  4. When I was 20 something I didn’t have $650 to throw away on nothing. But I really have enjoyed the numerous posts and articles you have either written or been quoted in on this subject. More science, less junk!

  5. Thanks for “review.” Love your descriptions. Guess the message is not the medium. Sounds like an immersive ACLBS experience (Aspirational Celeb Lifestyle BS). At least Martha sold instructions on how to actually make stuff. Might even have a good bathbomb recipe in the archives…..

  6. I was also extremely disappointed by Colbert’s pandering toward “GP” when she appeared on his show. I’ve gained respect for him this past year for embracing public awkwardness and asking actors like James Franco to discuss their sexual harassment allegations, but this was such a bummer. I guess he needs ratings as much as anyone so trying not to entirely lose faith because he IS funny and we are all bound to external needs to some degree, but not sure how much more Colbert I’ll be watching. Thank you, as always, for writing! I’ve passed on your work to all my girlfriends and we are all grateful for your incisive wit :).

    1. Makes sense. Goop is a charity sponsor for of which Colbert is a board member.

  7. What do you think is the way to help these women to better understand real health? I see these women in my practice and socially and have always wondered what the best way to truly reach them because I don’t really think that I am unless there child is really sick and they are desperate to make them feel better…then they will listen to me.

    1. Oops, lots of grammar problems but I think you probably get the message! 😉

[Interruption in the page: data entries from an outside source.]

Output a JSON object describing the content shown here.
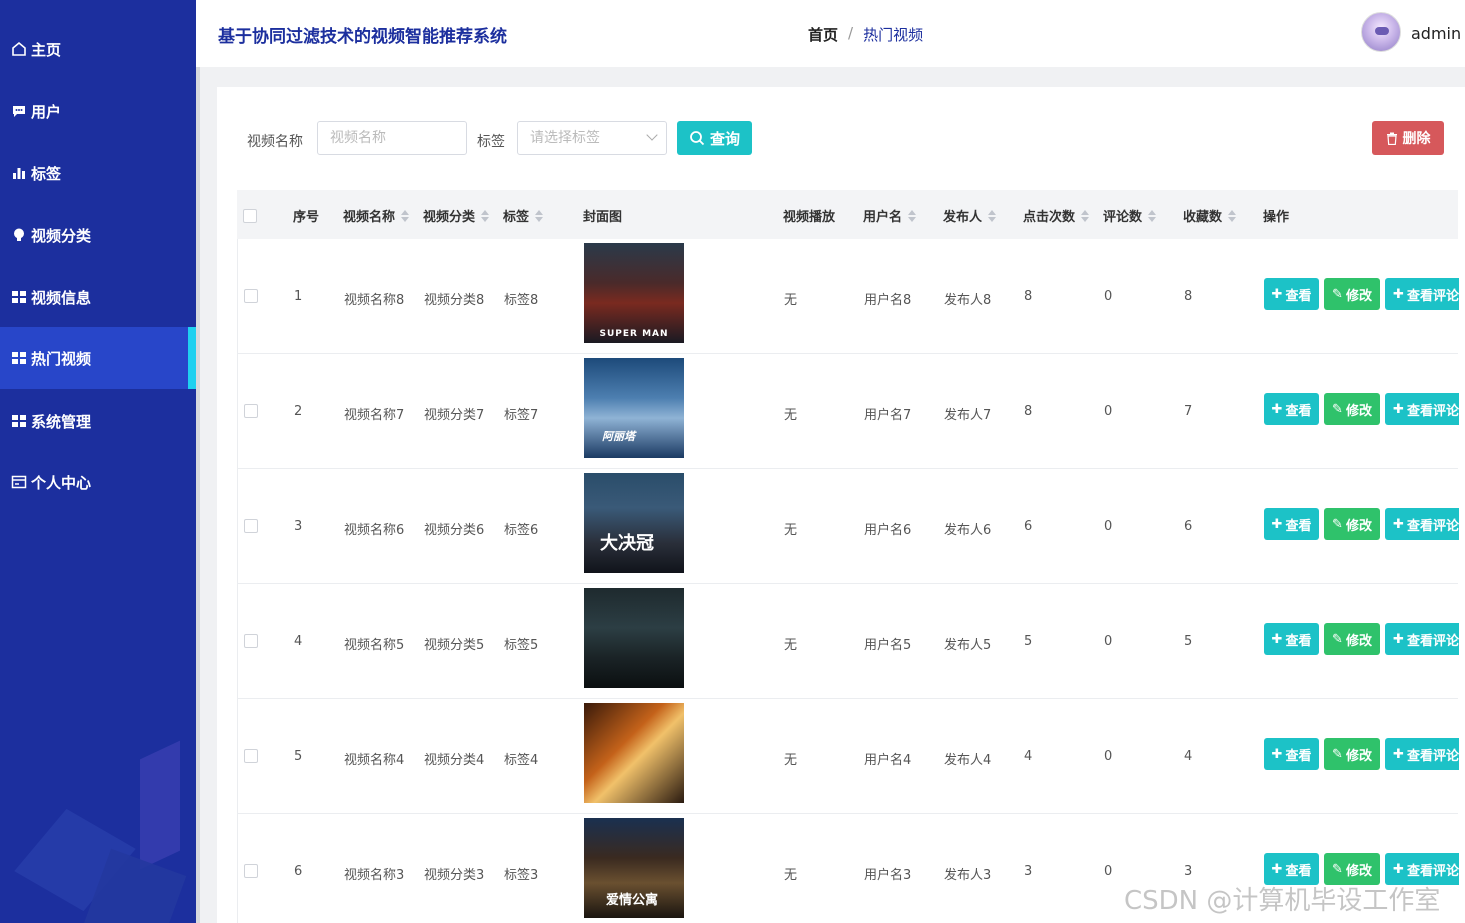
{
  "header": {
    "system_title": "基于协同过滤技术的视频智能推荐系统",
    "breadcrumb_home": "首页",
    "breadcrumb_sep": "/",
    "breadcrumb_current": "热门视频",
    "username": "admin"
  },
  "sidebar": {
    "items": [
      {
        "label": "主页",
        "icon": "home-icon"
      },
      {
        "label": "用户",
        "icon": "chat-icon"
      },
      {
        "label": "标签",
        "icon": "bar-chart-icon"
      },
      {
        "label": "视频分类",
        "icon": "bulb-icon"
      },
      {
        "label": "视频信息",
        "icon": "grid-icon"
      },
      {
        "label": "热门视频",
        "icon": "grid-icon",
        "active": true
      },
      {
        "label": "系统管理",
        "icon": "grid-icon"
      },
      {
        "label": "个人中心",
        "icon": "card-icon"
      }
    ]
  },
  "filters": {
    "name_label": "视频名称",
    "name_placeholder": "视频名称",
    "tag_label": "标签",
    "tag_placeholder": "请选择标签",
    "query_button": "查询",
    "delete_button": "删除"
  },
  "table": {
    "columns": [
      "序号",
      "视频名称",
      "视频分类",
      "标签",
      "封面图",
      "视频播放",
      "用户名",
      "发布人",
      "点击次数",
      "评论数",
      "收藏数",
      "操作"
    ],
    "rows": [
      {
        "index": "1",
        "name": "视频名称8",
        "category": "视频分类8",
        "tag": "标签8",
        "cover_text": "SUPER MAN",
        "play": "无",
        "user": "用户名8",
        "publisher": "发布人8",
        "clicks": "8",
        "comments": "0",
        "favorites": "8"
      },
      {
        "index": "2",
        "name": "视频名称7",
        "category": "视频分类7",
        "tag": "标签7",
        "cover_text": "阿丽塔",
        "play": "无",
        "user": "用户名7",
        "publisher": "发布人7",
        "clicks": "8",
        "comments": "0",
        "favorites": "7"
      },
      {
        "index": "3",
        "name": "视频名称6",
        "category": "视频分类6",
        "tag": "标签6",
        "cover_text": "大决冠",
        "play": "无",
        "user": "用户名6",
        "publisher": "发布人6",
        "clicks": "6",
        "comments": "0",
        "favorites": "6"
      },
      {
        "index": "4",
        "name": "视频名称5",
        "category": "视频分类5",
        "tag": "标签5",
        "cover_text": "",
        "play": "无",
        "user": "用户名5",
        "publisher": "发布人5",
        "clicks": "5",
        "comments": "0",
        "favorites": "5"
      },
      {
        "index": "5",
        "name": "视频名称4",
        "category": "视频分类4",
        "tag": "标签4",
        "cover_text": "",
        "play": "无",
        "user": "用户名4",
        "publisher": "发布人4",
        "clicks": "4",
        "comments": "0",
        "favorites": "4"
      },
      {
        "index": "6",
        "name": "视频名称3",
        "category": "视频分类3",
        "tag": "标签3",
        "cover_text": "爱情公寓",
        "play": "无",
        "user": "用户名3",
        "publisher": "发布人3",
        "clicks": "3",
        "comments": "0",
        "favorites": "3"
      }
    ],
    "actions": {
      "view": "查看",
      "edit": "修改",
      "comments": "查看评论"
    }
  },
  "watermark": "CSDN @计算机毕设工作室",
  "colors": {
    "sidebar": "#1c2f9e",
    "active": "#2846c9",
    "accent": "#1cc2c7",
    "success": "#2fc26b",
    "danger": "#d6585b"
  }
}
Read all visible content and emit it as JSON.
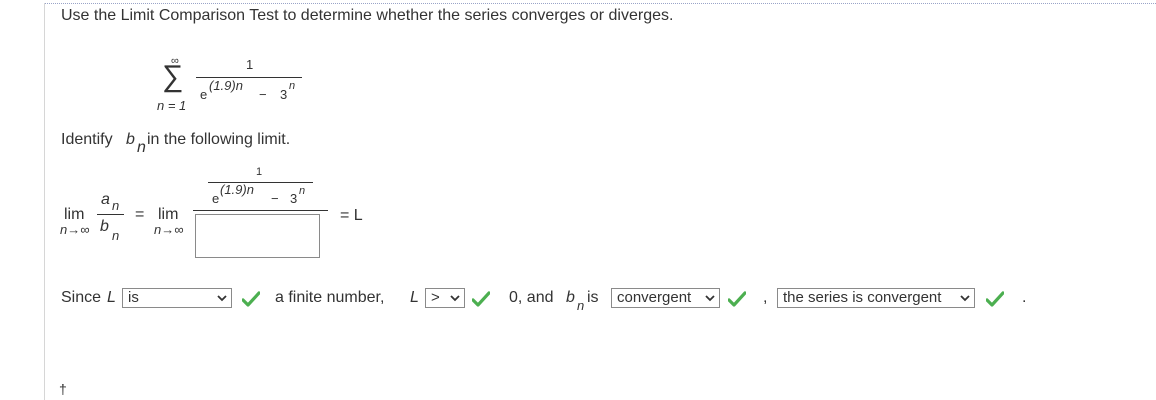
{
  "question": {
    "instruction": "Use the Limit Comparison Test to determine whether the series converges or diverges."
  },
  "series": {
    "sigma": "∑",
    "upper": "∞",
    "lower": "n = 1",
    "numerator": "1",
    "denominator": {
      "base": "e",
      "exponent": "(1.9)n",
      "minus": "−",
      "term_base": "3",
      "term_exponent": "n"
    }
  },
  "identify": {
    "prefix": "Identify ",
    "var_b": "b",
    "var_sub": "n",
    "suffix": " in the following limit."
  },
  "limit": {
    "lim": "lim",
    "under": "n→∞",
    "frac_top_a": "a",
    "frac_top_sub": "n",
    "frac_bot_b": "b",
    "frac_bot_sub": "n",
    "equals": "=",
    "lim2": "lim",
    "under2": "n→∞",
    "inner_numerator": "1",
    "inner_denominator": {
      "base": "e",
      "exponent": "(1.9)n",
      "minus": "−",
      "term_base": "3",
      "term_exponent": "n"
    },
    "answer_value": "",
    "equals_L": "= L"
  },
  "conclusion": {
    "since_prefix": "Since ",
    "since_L": "L",
    "dropdown1_value": "is",
    "text_finite": "a finite number, ",
    "text_L": "L",
    "dropdown2_value": ">",
    "text_zero_and": "0, and ",
    "text_b": "b",
    "text_b_sub": "n",
    "text_is": " is",
    "dropdown3_value": "convergent",
    "comma": ",",
    "dropdown4_value": "the series is convergent",
    "period": "."
  },
  "footer": {
    "dagger": "†"
  },
  "colors": {
    "check_green": "#4caf50",
    "text": "#333333"
  },
  "icons": {
    "check": "check-icon",
    "chevron": "chevron-down-icon"
  }
}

      1. Maybe it should be subtitled…”Science Deniers United” or ” Everything is Nothing” or “Never Took a Science Class and Never Will…sign here” ” We Are Why Women Get No Respect”(Too far there, maybe, but why do these”cute” girls think it’s okay to be ignorant and continue to live in the fairy tales of youth instead of challenging their minds and asking serious questions, looking for hard, serious answers? Why? It’s easier to believe made up, simple solutions. I taught Science for 33 years and the stereotype of the “pretty little girl who will be cute and can’t challenge her little brain, but a strong man will take care of her” exists in this day and age, sadly. Yes, Science means studying, asking questions, searching for answers, building a foundation of knowledge, but it’s so vast, so amazing that one’s mind will never be bored or unsatisfied. Why it is resisted is multi-faceted, from “why aren’t you teaching Creationism,too?” to
        “Oh, I’ll never need this, I’m going to be a model”. So many excuses to be ignorant, stupid and lazy or wanting quick, easy to comprehend nonsense that instantly satisfies and requires no effort whatsoever. We haven’t advanced much as a society, attitude-wise, since Copernicus’s time. Reputable information is easy to obtain, education is free and mandated for minors in this country, yet we still have GOOP. If only her name had been Patty, then we’d have POOP.

%d bloggers like this: